JAKARTA- Indonesia's energy minister was Wednesday named a suspect in a corruption case, the third member of the Cabinet to become embroiled in a graft scandal in recent times.
Jero Wacik stands accused of extortion of state funds and abuse of power, and is suspected of swelling his ministry's budget by almost 10 billion rupiah ($850,000) through illicit activities, the powerful anti-corruption agency said.
"He demanded people in the ministry carry out several things so he could get bigger operational funds than budgeted," said Bambang Widjojanto, a senior official from the Corruption Eradication Commission (KPK).
These included collecting kickbacks and claiming money for arranging fictitious meetings, said Widjojanto.
The KPK, which has won huge popularity by doggedly pursuing corruption suspects in one of the world's most graft-ridden countries, set its sights on Wacik last year after the head of the main energy regulator was found to have accepted kickbacks.

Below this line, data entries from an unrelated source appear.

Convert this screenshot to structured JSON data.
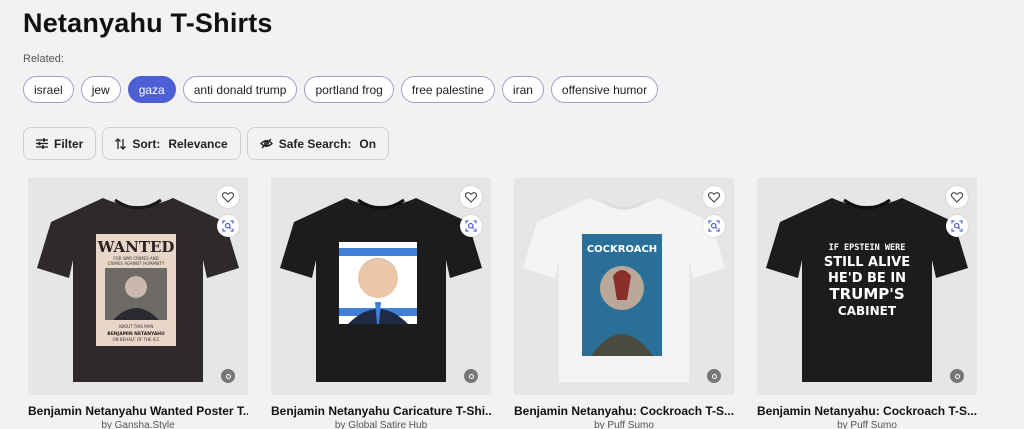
{
  "page": {
    "title": "Netanyahu T-Shirts"
  },
  "related": {
    "label": "Related:",
    "tags": [
      {
        "label": "israel",
        "active": false
      },
      {
        "label": "jew",
        "active": false
      },
      {
        "label": "gaza",
        "active": true
      },
      {
        "label": "anti donald trump",
        "active": false
      },
      {
        "label": "portland frog",
        "active": false
      },
      {
        "label": "free palestine",
        "active": false
      },
      {
        "label": "iran",
        "active": false
      },
      {
        "label": "offensive humor",
        "active": false
      }
    ]
  },
  "toolbar": {
    "filter_label": "Filter",
    "sort_label": "Sort:",
    "sort_value": "Relevance",
    "safe_label": "Safe Search:",
    "safe_value": "On"
  },
  "products": [
    {
      "title": "Benjamin Netanyahu Wanted Poster T...",
      "artist": "by Gansha.Style",
      "shirt_color": "#2d2a29",
      "art": "wanted",
      "art_text": [
        "WANTED",
        "FOR WAR CRIMES AND",
        "CRIMES AGAINST HUMANITY",
        "ABOUT THIS MAN",
        "BENJAMIN NETANYAHU",
        "ON BEHALF OF THE ICC"
      ]
    },
    {
      "title": "Benjamin Netanyahu Caricature T-Shi...",
      "artist": "by Global Satire Hub",
      "shirt_color": "#1c1c1c",
      "art": "caricature",
      "art_text": []
    },
    {
      "title": "Benjamin Netanyahu: Cockroach T-S...",
      "artist": "by Puff Sumo",
      "shirt_color": "#f4f4f4",
      "art": "cockroach",
      "art_text": [
        "COCKROACH"
      ]
    },
    {
      "title": "Benjamin Netanyahu: Cockroach T-S...",
      "artist": "by Puff Sumo",
      "shirt_color": "#1c1c1c",
      "art": "text",
      "art_text": [
        "IF EPSTEIN WERE",
        "STILL ALIVE",
        "HE'D BE IN",
        "TRUMP'S",
        "CABINET"
      ]
    }
  ],
  "icons": {
    "filter": "sliders-icon",
    "sort": "sort-arrows-icon",
    "safe": "eye-slash-icon",
    "favorite": "heart-icon",
    "zoom": "magnify-icon",
    "badge": "info-icon"
  }
}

Rudi Rubiandini was caught red-handed at his home in the capital Jakarta being handed stacks of US and Singapore dollars, and was jailed in April for seven years.
Wacik had recommended Rubiandini for his position, and his regulatory body came under the authority of the energy ministry.
There was no immediate reaction from Wacik, who was still at liberty. The KPK typically names people corruption suspects publicly and only detains them weeks or months later.
Widjojanto said that the agency would seek to have a travel ban imposed on him as soon as possible, the normal procedure when people are named graft suspects.
His arrest comes after the former sports minister was jailed for four years in July following a conviction for corruption linked to the construction of a sports stadium. He had stepped down from his Cabinet post after the scandal erupted.
And in May, the religion minister quit after being accused of misusing funds that were supposed to help Muslims go on pilgrimage to Mecca.
Wacik is a senior figure in the Democratic Party of President Susilo Bambang Yudhoyono, which has been hammered by corruption scandals and saw its popularity fall heavily at April legislative elections.
Yudhoyono has ruled in a coalition with several other parties for the past decade, but in October will step down to make way for Joko Widodo, who is seen as a clean leader and has pledged to root out corruption.
Indonesia is ranked 114th out of 177 countries and territories in Transparency International's Corruption Perceptions Index. A number one ranking means the least corrupt.